I have learned more about engaging, empathetic, and effective pedagogy from Dr. Denial than from anyone else in my 20 years of college teaching. Her work has transformed my classes.

  • Associate Professor Jennifer Sessions, Director of Graduate Studies, Department of History, University of Iowa.


Professor Denial takes pedagogy more seriously than any professor I’ve had. She is creative in creating classroom exercises that engage students in learning and leave a deeply lasting impression–I still talk about things we did in her class, years and years later. She is so careful and deliberate in making sure her students are being represented in her curriculums, and she is open always about learning new things and incorporating them into her teaching. Her deep knowledge and understanding of how historians do their (our?) work means she can expertly shift between a number of skill levels, and manages to make all her students feel that they learned something new and deeply valuable to their lives. I would not be the historian, scholar, or teacher I am today without her influence, and I cannot strongly urge you enough to reach out to her as a resource that will fundamentally change the way you understand your teaching.

  • Ai Miller ’16, graduate student, University of Minnesota History Department.


I’ve had the privilege of knowing Cate for well over a decade, and she still astonishes me regularly with her commitment to her students and to improving pedagogy as a whole. Cate taught me the intricacies of crafting excellent research papers and how to use primary sources, but perhaps more importantly, she taught me the value in finding voices that are often sadly overlooked in traditional scholarship. This lens has served me through my entire career. Although Cate is a historian, she has been one of the strongest influences in my education as a scientist. As a public health professional, I regularly work with data from vulnerable populations. Because of Cate, I am firmly committed to answering the questions that people from those populations find most important and to involving community members in every step of the research process. Cate’s commitment to diversity is significantly deeper than simply incorporating it into classroom activities; she shows her students that rich scholarship is the product of the inclusion of many points of view. We don’t do this simply for the sake of obtaining many perspectives – our world is truly diverse, and by understanding that fact, we ensure that our research represents the rich reality we live in. Her commitment to lifelong learning and deeper understanding makes her one of the best educators I’ve ever had the pleasure of working with, and I cannot overstate the profound impact she has had on me and many others as a mentor, teacher, and friend.

  • Madison Schaeffer, MS, MPH.


Professor Denial was one of the strongest, most positive influences on my life at Knox and beyond. She is the kind of professor that Knox prides itself on having because of its emphasis as a teaching college. She is passionate about her subject, makes it fully accessible, meets her students where they are, and always provides a safe space for them to learn about history, their world, and their place in it. I can confidently say that I would not be the museum educator, or person, I am today without her mentorship and, later, friendship. She teaches how to be compassionate and recognize the humanity of historic players. Her classes ensure multiple voices are represented both in the classroom discussion and in the historic discourse. It was thanks to her guidance that I learned how to “interpret the silences” left in the historic record and value those players the “winners” in history sought to eradicate. Cate is without a doubt one of the best educators I’ve had the pleasure of working with and learning from.

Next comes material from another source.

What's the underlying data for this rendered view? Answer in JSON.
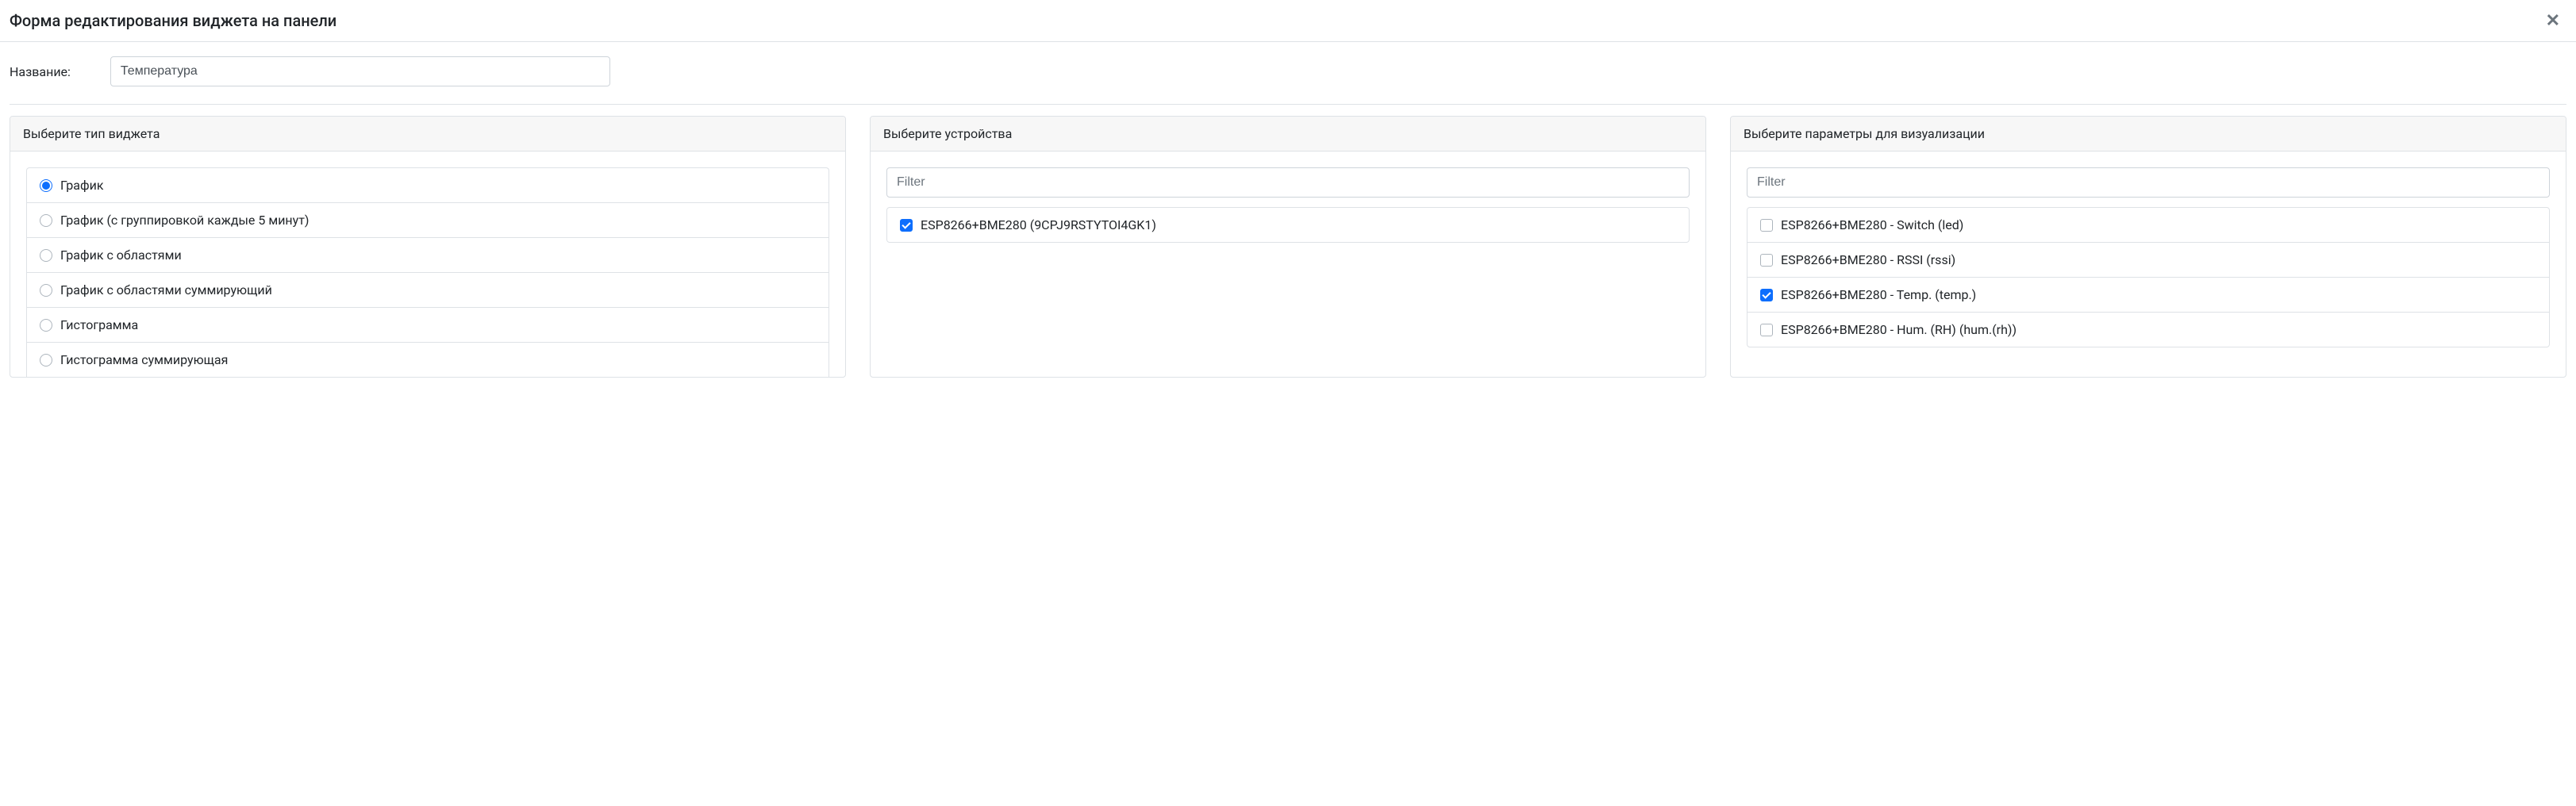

  • Margaret Spiegel ’10, Director at the Nelson Pioneer Farm Museum, Iowa.


Professor Denial not only shaped my learning in her classroom, but she shaped how I see the world outside of it. I find myself constantly thinking back to aspects of her classes that actually made a change to the way I thought about myself and myself within the context of today’s world through history. On top of that, not only did I learn how to think outside the box, but I learned how to do it in countless ways; every single day in her classroom is different, yet always smoothly transitioned to the next. I would not be successful in my post college-life without this ability to think deeply and critically about how the past has shaped our present and our future. Her teaching fueled my passion for history and has led me to incorporate it into all aspects of my life. She is a genuine example of how to teach both effectively and creatively, not to mention an amazing resource in how to incorporate both empathy and compassion in the classroom. Even those who did not choose to embark on a career in history can benefit from her talents.

  • Shannon Caveny ‘17, Assigned Recruiter at Aerotek Commercial Services